Using biotechnology, protein enzymes can be produced on an industrial scale from bacteria like Bacillus subtilis and fungi like Aspergillus niger. It’s been reported that these commercially produced bacterial and fungal enzymes work on the proteins of the muscle fiber. In contrast, plant, microbial, and animal enzymes work more broadly by cutting both muscle and connective tissue proteins. The latter enzymes produce more tender meat by comparison.
It’s worth noting, though, that both chemical and biological methods of meat tenderizing primarily act on the surface of the meat and don’t always penetrate all the way through to the interior. This can be alleviated by using a combination of physical, chemical, and biological methods to help increase the surface area of the meat, increasing the sites where chemicals and enzymes can come into unimpeded contact with the meat. Tools like meat injectors can also help deliver tenderizers deeper into the muscle for a more even tenderizing effect.

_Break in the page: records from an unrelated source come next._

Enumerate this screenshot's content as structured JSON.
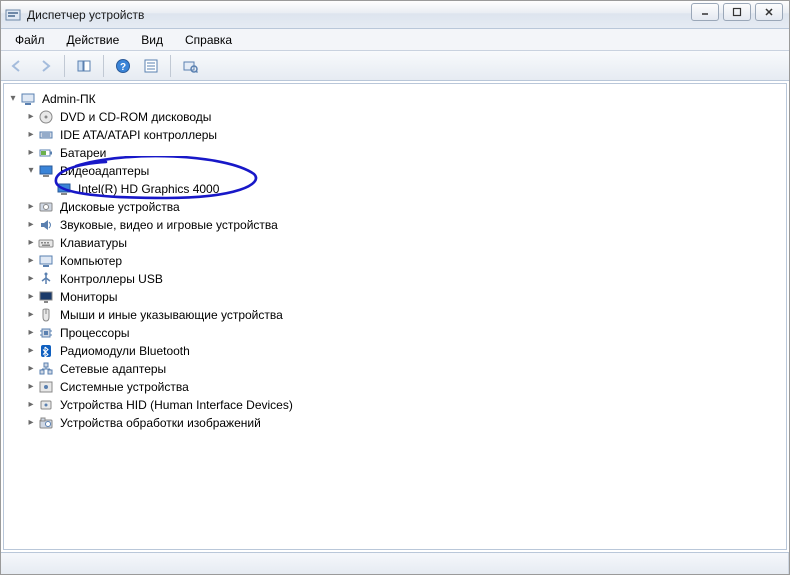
{
  "window": {
    "title": "Диспетчер устройств"
  },
  "menu": {
    "file": "Файл",
    "action": "Действие",
    "view": "Вид",
    "help": "Справка"
  },
  "tree": {
    "root": "Admin-ПК",
    "items": [
      {
        "label": "DVD и CD-ROM дисководы",
        "icon": "disc"
      },
      {
        "label": "IDE ATA/ATAPI контроллеры",
        "icon": "ide"
      },
      {
        "label": "Батареи",
        "icon": "battery"
      },
      {
        "label": "Видеоадаптеры",
        "icon": "display",
        "expanded": true,
        "children": [
          {
            "label": "Intel(R) HD Graphics 4000",
            "icon": "display"
          }
        ]
      },
      {
        "label": "Дисковые устройства",
        "icon": "disk"
      },
      {
        "label": "Звуковые, видео и игровые устройства",
        "icon": "sound"
      },
      {
        "label": "Клавиатуры",
        "icon": "keyboard"
      },
      {
        "label": "Компьютер",
        "icon": "computer"
      },
      {
        "label": "Контроллеры USB",
        "icon": "usb"
      },
      {
        "label": "Мониторы",
        "icon": "monitor"
      },
      {
        "label": "Мыши и иные указывающие устройства",
        "icon": "mouse"
      },
      {
        "label": "Процессоры",
        "icon": "cpu"
      },
      {
        "label": "Радиомодули Bluetooth",
        "icon": "bluetooth"
      },
      {
        "label": "Сетевые адаптеры",
        "icon": "network"
      },
      {
        "label": "Системные устройства",
        "icon": "system"
      },
      {
        "label": "Устройства HID (Human Interface Devices)",
        "icon": "hid"
      },
      {
        "label": "Устройства обработки изображений",
        "icon": "imaging"
      }
    ]
  }
}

As you can see, there are many ways to turn a tough piece of meat into a tender one. Among the most practical for home cooks are salt, thoughtful knife cuts to shorten muscle fibers and increase surface area, pounding and massaging to break up tough muscle tissue, and the correct application of heat. Additional tenderization methods like enzymes in marinades, other salts like baking soda, and bacteria (via fermentation) have their place, but can also have more drastic effects on the meat that may not always, or even often, be desirable.